The first official act of the retreat was vespers together at 5:00 PM.
Then Bishop Olivier had a formal welcome for everyone in the outdoor dining area.
Then the electricity at the center went out. A generator powered three or four lights in the courtyard but our dinner was in darkness broken by phone lights.
The retreat sessions were held in a different building apart from the residence buildings. The meeting room, too, has been completely redone and is so much nicer now.


The priests of Cambodia came together today at the Catholic center in Kampong Som on the southern coast for a week long retreat. Internet connections were almost non-existent so I have had trouble getting online. I think I have found a workaround so now I will be able to follow up with daily posts.

Above is Archbishop Julian Leow, the bishop of Kuala Lumpur, Malaysia, who will be guiding our reflections through this week.

Social Enterprise

PPC Bank–Phnom Penh

Social enterprises are businesses or commercial endeavors that differ from regular businesses in that the goal of the enterprise is not just to make money for the stockholders but to provide social assistance to some group like people with disabilities. In Phnom Penh the PPC Bank five years ago set up a social enterprise called Socials Coffee, a coffee shop right in their bank building, and they recruited, trained, and hired deaf people as employees.

Yesterday Socials Coffee celebrated their 5th anniversary which a fun gathering at the bank. Here one of the bank executives speaks about their vision and how it has worked.
Many of the deaf community came for the celebration.
It was impressive to see how many people came for the anniversary.
A group of the DDP staff got together for a photo.
The all our present and former students joined the photol

Thank you, Socials Coffee and PPC Bank!

Nuncio in Cambodia

This week saw the arrival of Archbishop Peter Wells in Cambodia. He is the newly appointed nuncio (ambassador) from the Vatican to Cambodia. Yesterday he had a liturgy and dinner with lay and religious leaders of church organizations. He is from Tulsa, Oklahoma so he and I had a common bond.

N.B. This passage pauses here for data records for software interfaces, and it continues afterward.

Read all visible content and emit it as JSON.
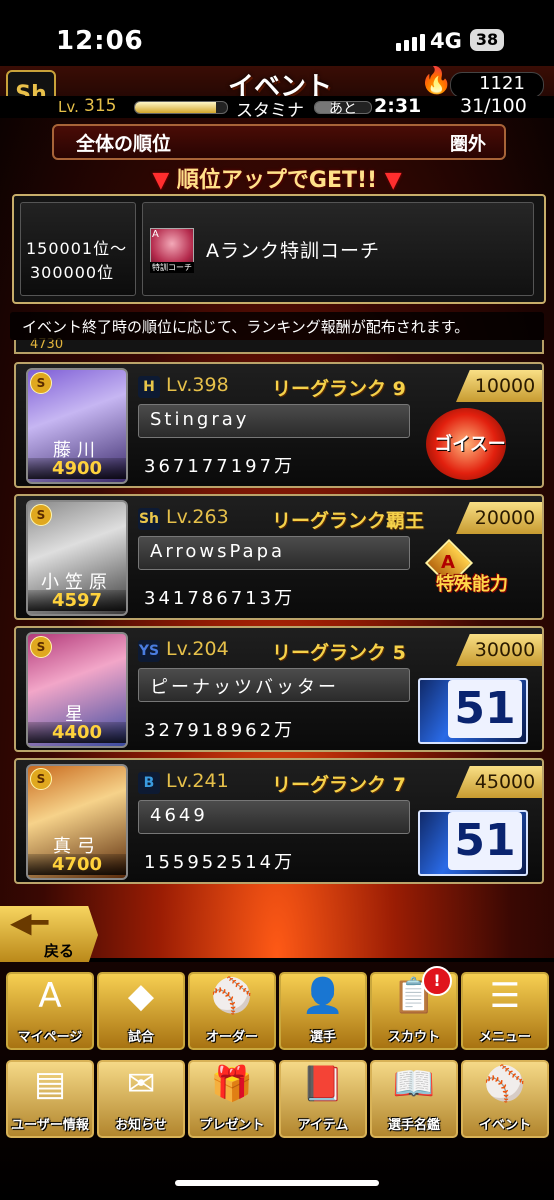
{
  "status": {
    "time": "12:06",
    "network": "4G",
    "battery": "38"
  },
  "header": {
    "logo": "Sh",
    "title": "イベント",
    "coins": "1121",
    "lv_label": "Lv.",
    "level": "315",
    "xp_fraction": 0.88,
    "stamina_label": "スタミナ",
    "stamina_fraction": 0.31,
    "remaining_label": "あと",
    "timer": "2:31",
    "stamina_count": "31/100"
  },
  "ranking": {
    "label": "全体の順位",
    "value": "圏外"
  },
  "banner": "順位アップでGET!!",
  "reward": {
    "range_line1": "150001位～",
    "range_line2": "300000位",
    "icon_grade": "A",
    "icon_label": "特訓コーチ",
    "name": "Aランク特訓コーチ"
  },
  "notice": "イベント終了時の順位に応じて、ランキング報酬が配布されます。",
  "partial_row_number": "4730",
  "players": [
    {
      "card_name": "藤川",
      "card_power": "4900",
      "card_tier": "S",
      "team": "H",
      "team_color": "#e8c54a",
      "lv": "Lv.398",
      "league": "リーグランク 9",
      "points": "10000",
      "user": "Stingray",
      "score": "367177197万",
      "prize": "ゴイスー",
      "prize_icon": "goisu-badge-icon"
    },
    {
      "card_name": "小笠原",
      "card_power": "4597",
      "card_tier": "S",
      "team": "Sh",
      "team_color": "#e8c54a",
      "lv": "Lv.263",
      "league": "リーグランク覇王",
      "points": "20000",
      "user": "ArrowsPapa",
      "score": "341786713万",
      "prize": "特殊能力",
      "prize_icon": "special-ability-icon"
    },
    {
      "card_name": "星",
      "card_power": "4400",
      "card_tier": "S",
      "team": "YS",
      "team_color": "#4a7de0",
      "lv": "Lv.204",
      "league": "リーグランク 5",
      "points": "30000",
      "user": "ピーナッツバッター",
      "score": "327918962万",
      "prize": "51",
      "prize_icon": "number-51-card-icon"
    },
    {
      "card_name": "真弓",
      "card_power": "4700",
      "card_tier": "S",
      "team": "B",
      "team_color": "#3a9be0",
      "lv": "Lv.241",
      "league": "リーグランク 7",
      "points": "45000",
      "user": "4649",
      "score": "155952514万",
      "prize": "51",
      "prize_icon": "number-51-card-icon"
    }
  ],
  "back_label": "戻る",
  "nav_row1": [
    {
      "label": "マイページ",
      "icon": "A"
    },
    {
      "label": "試合",
      "icon": "◆"
    },
    {
      "label": "オーダー",
      "icon": "⚾"
    },
    {
      "label": "選手",
      "icon": "👤"
    },
    {
      "label": "スカウト",
      "icon": "📋"
    },
    {
      "label": "メニュー",
      "icon": "☰"
    }
  ],
  "nav_row2": [
    {
      "label": "ユーザー情報",
      "icon": "▤"
    },
    {
      "label": "お知らせ",
      "icon": "✉"
    },
    {
      "label": "プレゼント",
      "icon": "🎁"
    },
    {
      "label": "アイテム",
      "icon": "📕"
    },
    {
      "label": "選手名鑑",
      "icon": "📖"
    },
    {
      "label": "イベント",
      "icon": "⚾"
    }
  ],
  "scout_badge": "!"
}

Today the nuncio and his assistant, Bishop Daniel (L), met with all the priests of the diocese of Phnom Penh for discussion of his role and for answering questions we asked. It was off the record and was a useful forum for exploring issues like the Vatican’s role in seeking peace in Ukraine and Pope Francis’ seeking negotiations with Patriarch Kiril in Russia and other topics.

Tape it!

How many rolls of tape do you think it took to secure a van load of vegetables for the trip to Phnom Penh? I would think there would be a cheaper, more efficient way keep the load together but maybe it’s the best, most reliable way they have found and the price of tape is just the cost of doing business.